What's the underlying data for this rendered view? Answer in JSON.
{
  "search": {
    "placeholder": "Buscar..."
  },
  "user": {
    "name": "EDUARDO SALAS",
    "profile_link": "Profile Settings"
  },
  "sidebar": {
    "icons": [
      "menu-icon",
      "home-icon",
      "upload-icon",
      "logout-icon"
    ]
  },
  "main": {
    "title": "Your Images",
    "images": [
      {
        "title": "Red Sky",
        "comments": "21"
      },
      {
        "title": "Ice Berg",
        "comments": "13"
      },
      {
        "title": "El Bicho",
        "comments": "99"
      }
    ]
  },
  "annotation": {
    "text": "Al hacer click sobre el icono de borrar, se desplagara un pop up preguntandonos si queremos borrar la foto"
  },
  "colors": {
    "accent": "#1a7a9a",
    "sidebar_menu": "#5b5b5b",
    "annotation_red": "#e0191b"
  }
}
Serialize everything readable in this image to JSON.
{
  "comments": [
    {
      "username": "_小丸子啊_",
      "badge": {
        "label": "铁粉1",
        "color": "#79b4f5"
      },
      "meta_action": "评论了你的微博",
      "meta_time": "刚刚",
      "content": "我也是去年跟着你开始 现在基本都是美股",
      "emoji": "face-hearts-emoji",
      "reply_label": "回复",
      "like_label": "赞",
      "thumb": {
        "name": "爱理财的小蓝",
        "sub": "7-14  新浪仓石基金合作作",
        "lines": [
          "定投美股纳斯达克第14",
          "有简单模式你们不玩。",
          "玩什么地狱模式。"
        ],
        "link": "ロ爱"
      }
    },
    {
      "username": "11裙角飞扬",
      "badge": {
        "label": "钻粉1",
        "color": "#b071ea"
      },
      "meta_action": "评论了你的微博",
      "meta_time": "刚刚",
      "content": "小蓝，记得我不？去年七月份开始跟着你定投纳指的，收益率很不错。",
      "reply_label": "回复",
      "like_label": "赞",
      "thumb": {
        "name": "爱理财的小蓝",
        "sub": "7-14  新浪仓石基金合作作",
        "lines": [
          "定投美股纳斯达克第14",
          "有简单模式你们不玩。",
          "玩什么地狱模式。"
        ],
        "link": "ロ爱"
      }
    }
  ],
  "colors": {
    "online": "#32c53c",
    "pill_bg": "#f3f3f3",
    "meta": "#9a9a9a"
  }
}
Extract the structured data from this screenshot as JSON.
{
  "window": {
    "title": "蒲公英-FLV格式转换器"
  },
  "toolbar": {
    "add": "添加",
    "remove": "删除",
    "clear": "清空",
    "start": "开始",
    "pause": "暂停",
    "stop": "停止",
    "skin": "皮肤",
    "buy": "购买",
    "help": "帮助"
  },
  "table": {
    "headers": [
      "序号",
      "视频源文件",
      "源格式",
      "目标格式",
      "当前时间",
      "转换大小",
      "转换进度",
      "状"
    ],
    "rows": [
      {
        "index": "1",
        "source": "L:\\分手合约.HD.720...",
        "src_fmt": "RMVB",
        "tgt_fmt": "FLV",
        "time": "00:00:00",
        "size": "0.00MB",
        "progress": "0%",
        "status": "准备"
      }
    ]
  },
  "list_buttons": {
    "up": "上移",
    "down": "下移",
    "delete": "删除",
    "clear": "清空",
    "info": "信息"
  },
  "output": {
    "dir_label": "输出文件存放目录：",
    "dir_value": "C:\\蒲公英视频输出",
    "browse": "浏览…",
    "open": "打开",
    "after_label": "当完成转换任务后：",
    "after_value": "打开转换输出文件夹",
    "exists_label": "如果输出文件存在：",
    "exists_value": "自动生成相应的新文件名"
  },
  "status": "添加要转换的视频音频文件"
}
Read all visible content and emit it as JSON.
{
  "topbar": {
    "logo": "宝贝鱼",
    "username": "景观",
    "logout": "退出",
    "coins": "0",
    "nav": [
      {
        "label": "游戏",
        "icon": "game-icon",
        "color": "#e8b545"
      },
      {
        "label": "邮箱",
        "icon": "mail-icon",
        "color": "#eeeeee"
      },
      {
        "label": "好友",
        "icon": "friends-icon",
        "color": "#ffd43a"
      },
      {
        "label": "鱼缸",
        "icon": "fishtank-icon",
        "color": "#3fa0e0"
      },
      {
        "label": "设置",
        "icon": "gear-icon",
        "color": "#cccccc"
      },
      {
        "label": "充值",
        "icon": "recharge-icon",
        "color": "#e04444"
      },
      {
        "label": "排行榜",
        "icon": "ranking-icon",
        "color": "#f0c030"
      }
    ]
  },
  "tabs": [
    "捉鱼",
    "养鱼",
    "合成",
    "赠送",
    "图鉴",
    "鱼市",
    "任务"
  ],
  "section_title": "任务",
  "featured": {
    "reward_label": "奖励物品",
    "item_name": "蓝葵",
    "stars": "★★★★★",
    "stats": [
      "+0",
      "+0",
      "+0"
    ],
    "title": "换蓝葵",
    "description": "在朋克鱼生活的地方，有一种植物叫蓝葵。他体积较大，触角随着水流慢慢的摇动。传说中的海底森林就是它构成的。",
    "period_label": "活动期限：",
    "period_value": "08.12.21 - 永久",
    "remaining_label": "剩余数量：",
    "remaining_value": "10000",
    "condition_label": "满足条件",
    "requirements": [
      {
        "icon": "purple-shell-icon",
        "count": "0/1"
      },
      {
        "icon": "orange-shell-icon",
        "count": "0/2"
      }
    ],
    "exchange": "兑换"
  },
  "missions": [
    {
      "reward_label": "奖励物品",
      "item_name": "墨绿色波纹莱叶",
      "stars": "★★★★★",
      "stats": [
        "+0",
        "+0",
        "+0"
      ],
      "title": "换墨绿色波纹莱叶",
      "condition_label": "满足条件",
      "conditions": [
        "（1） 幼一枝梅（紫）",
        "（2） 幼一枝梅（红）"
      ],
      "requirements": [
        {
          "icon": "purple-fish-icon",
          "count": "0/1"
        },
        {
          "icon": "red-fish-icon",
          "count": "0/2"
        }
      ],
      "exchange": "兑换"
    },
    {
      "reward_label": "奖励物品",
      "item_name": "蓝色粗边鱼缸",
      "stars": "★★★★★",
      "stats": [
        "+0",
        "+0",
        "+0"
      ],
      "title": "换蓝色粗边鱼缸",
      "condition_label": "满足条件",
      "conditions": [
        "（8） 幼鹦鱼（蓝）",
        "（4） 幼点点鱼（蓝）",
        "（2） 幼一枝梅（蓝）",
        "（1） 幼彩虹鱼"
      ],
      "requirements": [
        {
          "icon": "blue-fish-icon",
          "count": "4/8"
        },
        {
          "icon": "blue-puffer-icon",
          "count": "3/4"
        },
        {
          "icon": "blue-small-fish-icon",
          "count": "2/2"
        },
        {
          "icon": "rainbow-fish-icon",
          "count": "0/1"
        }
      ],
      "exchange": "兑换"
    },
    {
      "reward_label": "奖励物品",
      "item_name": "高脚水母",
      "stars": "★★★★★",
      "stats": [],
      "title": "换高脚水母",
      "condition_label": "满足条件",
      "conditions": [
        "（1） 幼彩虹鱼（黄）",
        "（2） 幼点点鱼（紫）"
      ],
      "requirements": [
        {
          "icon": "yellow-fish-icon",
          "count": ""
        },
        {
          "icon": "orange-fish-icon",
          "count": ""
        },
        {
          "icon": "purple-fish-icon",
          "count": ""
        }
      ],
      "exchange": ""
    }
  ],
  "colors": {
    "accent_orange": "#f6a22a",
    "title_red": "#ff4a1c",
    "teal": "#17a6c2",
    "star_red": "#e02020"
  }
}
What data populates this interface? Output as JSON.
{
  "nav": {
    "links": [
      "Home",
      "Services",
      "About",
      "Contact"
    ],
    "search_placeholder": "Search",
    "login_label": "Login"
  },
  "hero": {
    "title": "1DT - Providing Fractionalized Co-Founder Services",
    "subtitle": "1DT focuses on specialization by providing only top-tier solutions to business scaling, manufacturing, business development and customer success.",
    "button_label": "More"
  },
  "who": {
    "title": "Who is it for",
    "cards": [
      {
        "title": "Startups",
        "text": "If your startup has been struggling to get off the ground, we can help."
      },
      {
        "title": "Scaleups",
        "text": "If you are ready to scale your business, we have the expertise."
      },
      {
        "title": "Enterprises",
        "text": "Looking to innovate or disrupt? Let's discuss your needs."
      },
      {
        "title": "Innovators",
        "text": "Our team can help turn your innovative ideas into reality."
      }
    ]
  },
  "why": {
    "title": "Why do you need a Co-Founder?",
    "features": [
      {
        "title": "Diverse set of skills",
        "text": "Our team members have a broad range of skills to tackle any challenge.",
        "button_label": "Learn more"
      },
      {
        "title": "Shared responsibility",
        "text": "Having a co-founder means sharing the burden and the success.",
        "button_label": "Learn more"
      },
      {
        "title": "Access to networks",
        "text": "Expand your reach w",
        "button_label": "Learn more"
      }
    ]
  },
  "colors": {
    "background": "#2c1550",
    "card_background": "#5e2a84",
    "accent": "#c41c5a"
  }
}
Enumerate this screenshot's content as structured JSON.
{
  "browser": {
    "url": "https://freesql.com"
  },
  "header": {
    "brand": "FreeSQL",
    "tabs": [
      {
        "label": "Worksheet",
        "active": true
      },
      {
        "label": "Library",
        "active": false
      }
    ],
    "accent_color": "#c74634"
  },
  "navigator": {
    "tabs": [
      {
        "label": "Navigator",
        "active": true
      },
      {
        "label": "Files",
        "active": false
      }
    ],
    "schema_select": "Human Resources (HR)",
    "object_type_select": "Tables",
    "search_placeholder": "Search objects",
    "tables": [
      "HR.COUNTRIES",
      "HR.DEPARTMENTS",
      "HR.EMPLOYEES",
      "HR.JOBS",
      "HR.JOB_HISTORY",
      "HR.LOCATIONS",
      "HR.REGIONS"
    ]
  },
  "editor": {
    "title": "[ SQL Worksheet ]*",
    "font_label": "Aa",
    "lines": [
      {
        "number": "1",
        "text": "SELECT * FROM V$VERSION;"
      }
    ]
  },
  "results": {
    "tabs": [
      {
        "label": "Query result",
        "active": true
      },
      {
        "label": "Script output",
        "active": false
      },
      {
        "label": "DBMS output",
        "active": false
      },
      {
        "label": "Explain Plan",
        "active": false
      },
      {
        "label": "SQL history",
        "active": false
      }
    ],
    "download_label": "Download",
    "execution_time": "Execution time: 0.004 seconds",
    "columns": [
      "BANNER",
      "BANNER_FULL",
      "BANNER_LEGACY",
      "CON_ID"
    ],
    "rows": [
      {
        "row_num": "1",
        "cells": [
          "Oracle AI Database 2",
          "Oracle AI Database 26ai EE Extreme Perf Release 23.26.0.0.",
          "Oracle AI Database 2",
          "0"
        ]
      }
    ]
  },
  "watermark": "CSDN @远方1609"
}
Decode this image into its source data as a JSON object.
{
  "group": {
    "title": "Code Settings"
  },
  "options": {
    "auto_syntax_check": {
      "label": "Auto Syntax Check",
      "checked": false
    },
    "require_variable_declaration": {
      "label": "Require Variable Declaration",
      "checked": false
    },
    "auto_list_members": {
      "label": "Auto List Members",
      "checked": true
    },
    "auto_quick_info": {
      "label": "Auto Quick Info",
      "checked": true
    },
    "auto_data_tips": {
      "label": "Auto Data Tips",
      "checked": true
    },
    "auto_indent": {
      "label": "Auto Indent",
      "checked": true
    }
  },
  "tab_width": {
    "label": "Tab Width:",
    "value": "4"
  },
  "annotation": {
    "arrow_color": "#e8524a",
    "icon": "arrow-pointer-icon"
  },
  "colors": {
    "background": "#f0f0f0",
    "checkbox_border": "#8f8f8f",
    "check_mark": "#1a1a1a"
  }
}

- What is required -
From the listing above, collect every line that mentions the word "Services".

- Solved exercise -
      "Services",
    "title": "1DT - Providing Fractionalized Co-Founder Services",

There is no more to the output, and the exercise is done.